The annual Stella Prize celebrating female writers has announced its shortlist from a longlist of 12 books and more than 170 original entries. The winner of the award, who will receive $50,000, will be announced at a ceremony in Sydney on April 12.
Each shortlisted author receives $3000 in prize money, as well as a three-week writing retreat on the Victorian coast, supported by the Trawalla Foundation.
The judges are the bookseller Fiona Stager (chair); author Julie Koh; editor, writer and poet Ellen van Neerven; writer and critic James Ley, and writer, editor and publisher Louise Swinn.
This is the sixth year of the prize.
The Enlightenment of the Greengage Tree by Shokoofeh Azar (Wild Dingo Press)
Written shortly after Azar’s release from Christmas Island, this moving magic-realist novel is narrated by a thirteen-year-old girl as she follows the fortunes of her family in the violent aftermath of the 1979 Islamic Revolution.
Terra Nullius by Claire G. Coleman (Hachette Australia)
This arresting and original novel addresses the legacy of Australia’s violent history by imagining a recolonised Australia in the near future.
The Life to Come by Michelle de Kretser (Allen & Unwin)
Here individual stories are connected by one key character, the writer, to explore love, betrayal and loneliness. This is ultimately a novel that asks deep questions about responsibility: to ourselves, to each other, and to our national identity.
An Uncertain Grace by Krissy Kneen (Text Publishing)
This smart, frequently funny novel combines eroticism, science fiction and serious literary talent: With shifting points of view Kneen explores mismatched desires, mortality and the looming prospect of environmental disaster.
The Fish Girl by Mirandi Riwoe (Seizure)
Mirandi Riwoe is a powerful emerging voice in Australian fiction.
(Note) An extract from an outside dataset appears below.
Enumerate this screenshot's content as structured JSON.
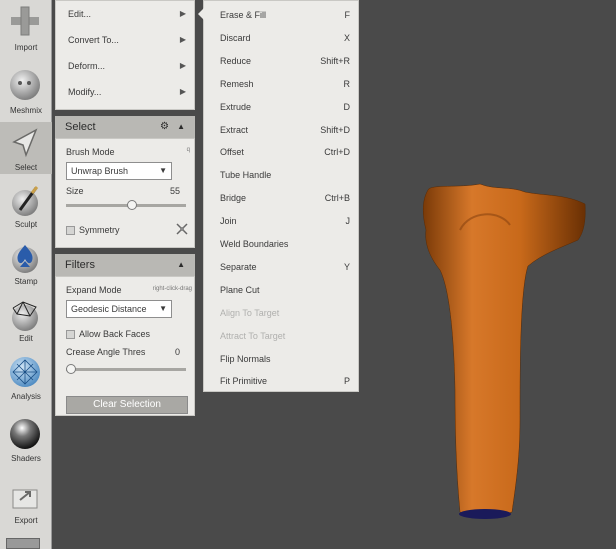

Her novella plays with a classic short story by Somerset Maugham as well as Javanese mythology to tell the tale of Mina, a shy Indonesian village girl, who finds herself at the mercy of men who do not necessarily have her best interests at heart.
Tracker by Alexis Wright (Giramondo)
This is a remarkable biography of Tracker Tilmouth, charismatic Aboriginal leader, thinker, entrepreneur, visionary and provocateur. Wright follows an Aboriginal tradition of collective storytelling that she describes as a ‘practice for crossing landscapes and boundaries, giving many voices a part in the story’.
Chair of judges Fiona Stager said the shortlisted titles”showcase the incredible breadth of talent in the writing by women in Australia today….The personal interweaves seamlessly with the political as these authors investigate the past, examine the present and re-imagine our future. Ideas about family, identity in all its forms, and politics at both its most profound and intimate levels are themes that connect these six diverse, engaging and original books”.